• **DATA RECORDS**
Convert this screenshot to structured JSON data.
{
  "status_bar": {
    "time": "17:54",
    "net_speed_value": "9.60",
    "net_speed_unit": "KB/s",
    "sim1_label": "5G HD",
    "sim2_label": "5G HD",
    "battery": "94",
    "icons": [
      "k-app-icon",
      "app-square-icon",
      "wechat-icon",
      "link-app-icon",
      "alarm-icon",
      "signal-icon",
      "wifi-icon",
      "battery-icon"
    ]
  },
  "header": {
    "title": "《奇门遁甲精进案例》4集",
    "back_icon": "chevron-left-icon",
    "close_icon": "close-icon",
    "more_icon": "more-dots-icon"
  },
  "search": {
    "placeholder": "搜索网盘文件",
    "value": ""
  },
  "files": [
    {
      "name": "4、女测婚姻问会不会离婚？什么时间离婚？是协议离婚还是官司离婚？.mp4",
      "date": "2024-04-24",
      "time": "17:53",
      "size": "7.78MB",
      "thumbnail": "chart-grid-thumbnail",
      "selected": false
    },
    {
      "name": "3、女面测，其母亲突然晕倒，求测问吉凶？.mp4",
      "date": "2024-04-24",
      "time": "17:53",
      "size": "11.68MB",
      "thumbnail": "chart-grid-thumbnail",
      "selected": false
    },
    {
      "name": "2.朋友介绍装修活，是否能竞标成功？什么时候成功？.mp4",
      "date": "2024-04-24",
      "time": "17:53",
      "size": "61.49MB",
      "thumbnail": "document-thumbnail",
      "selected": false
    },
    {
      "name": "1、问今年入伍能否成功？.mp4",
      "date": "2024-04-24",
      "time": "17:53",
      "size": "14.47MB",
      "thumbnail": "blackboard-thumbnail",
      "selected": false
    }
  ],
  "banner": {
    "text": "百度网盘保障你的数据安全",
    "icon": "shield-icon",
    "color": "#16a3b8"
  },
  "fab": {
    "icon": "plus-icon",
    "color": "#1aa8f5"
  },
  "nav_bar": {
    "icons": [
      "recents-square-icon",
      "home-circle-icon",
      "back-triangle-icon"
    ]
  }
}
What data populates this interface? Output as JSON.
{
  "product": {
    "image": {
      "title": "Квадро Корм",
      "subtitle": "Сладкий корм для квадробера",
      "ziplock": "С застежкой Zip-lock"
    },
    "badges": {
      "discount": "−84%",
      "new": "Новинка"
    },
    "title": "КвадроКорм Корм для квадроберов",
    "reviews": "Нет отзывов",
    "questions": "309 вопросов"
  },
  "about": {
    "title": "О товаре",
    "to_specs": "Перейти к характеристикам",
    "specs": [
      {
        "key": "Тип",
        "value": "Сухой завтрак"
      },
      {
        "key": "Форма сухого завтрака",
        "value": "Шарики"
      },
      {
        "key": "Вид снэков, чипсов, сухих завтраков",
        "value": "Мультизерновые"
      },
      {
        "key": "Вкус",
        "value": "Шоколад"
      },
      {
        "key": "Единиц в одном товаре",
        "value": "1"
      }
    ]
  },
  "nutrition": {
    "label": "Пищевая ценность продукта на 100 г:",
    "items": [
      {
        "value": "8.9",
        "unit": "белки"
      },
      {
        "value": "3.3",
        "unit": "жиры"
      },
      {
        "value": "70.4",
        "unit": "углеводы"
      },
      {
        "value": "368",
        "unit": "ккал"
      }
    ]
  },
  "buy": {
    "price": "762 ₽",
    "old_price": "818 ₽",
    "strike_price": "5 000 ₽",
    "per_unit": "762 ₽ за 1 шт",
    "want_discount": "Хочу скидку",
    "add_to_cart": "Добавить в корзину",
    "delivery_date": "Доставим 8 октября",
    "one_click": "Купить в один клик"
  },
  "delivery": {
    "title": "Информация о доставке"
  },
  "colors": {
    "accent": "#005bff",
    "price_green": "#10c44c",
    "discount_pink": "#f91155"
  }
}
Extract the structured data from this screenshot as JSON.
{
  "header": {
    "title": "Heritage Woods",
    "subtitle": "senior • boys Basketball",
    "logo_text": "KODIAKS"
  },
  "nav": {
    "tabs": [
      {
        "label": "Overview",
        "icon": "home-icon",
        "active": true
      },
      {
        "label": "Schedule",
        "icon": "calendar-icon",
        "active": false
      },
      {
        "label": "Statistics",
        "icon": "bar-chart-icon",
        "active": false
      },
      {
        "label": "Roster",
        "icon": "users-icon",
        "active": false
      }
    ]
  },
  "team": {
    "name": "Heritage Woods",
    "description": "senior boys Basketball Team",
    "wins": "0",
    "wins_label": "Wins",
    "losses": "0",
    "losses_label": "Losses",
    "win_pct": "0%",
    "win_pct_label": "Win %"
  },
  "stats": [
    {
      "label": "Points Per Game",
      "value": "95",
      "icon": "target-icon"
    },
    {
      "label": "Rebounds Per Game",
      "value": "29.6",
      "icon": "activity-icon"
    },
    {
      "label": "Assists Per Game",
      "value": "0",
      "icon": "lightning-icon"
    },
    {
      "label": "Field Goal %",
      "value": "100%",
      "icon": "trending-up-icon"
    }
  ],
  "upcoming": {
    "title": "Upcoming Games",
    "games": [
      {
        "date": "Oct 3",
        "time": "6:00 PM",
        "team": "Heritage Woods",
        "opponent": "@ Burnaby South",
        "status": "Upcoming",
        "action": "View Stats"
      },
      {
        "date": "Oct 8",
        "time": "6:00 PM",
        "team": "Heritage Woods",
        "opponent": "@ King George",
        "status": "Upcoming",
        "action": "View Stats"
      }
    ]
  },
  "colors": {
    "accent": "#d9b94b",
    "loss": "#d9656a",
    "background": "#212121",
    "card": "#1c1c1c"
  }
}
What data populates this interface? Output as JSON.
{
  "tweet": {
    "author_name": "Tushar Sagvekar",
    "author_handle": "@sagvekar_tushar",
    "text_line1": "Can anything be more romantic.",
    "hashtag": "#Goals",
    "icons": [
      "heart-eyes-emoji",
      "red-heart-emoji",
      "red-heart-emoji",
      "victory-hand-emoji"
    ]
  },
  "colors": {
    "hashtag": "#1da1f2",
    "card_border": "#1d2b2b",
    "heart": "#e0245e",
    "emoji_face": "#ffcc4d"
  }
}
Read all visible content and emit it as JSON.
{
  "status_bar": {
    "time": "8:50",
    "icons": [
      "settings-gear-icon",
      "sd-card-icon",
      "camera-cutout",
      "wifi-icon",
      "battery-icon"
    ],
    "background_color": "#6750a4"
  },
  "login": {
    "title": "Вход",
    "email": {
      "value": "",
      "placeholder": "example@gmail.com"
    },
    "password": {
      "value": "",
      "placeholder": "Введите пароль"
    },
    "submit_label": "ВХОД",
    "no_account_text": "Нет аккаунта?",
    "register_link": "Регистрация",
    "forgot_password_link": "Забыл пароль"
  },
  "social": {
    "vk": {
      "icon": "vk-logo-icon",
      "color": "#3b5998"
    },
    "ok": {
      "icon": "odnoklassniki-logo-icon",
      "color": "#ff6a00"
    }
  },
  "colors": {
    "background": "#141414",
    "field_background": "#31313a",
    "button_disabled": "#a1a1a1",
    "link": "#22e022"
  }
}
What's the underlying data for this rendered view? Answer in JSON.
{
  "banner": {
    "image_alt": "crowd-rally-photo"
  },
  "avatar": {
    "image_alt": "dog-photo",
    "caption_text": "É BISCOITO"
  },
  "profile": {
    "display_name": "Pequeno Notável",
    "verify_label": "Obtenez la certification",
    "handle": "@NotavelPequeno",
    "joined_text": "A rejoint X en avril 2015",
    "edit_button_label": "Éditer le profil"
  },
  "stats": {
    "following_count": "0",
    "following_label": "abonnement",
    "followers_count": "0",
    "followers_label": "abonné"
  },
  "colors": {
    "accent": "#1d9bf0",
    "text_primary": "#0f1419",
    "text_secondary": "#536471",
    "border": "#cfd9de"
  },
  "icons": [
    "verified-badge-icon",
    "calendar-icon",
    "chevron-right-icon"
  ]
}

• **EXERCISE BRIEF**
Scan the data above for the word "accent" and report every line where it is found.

• **ANSWER SPACE**
    "accent": "#005bff",
    "accent": "#d9b94b",
    "accent": "#1d9bf0",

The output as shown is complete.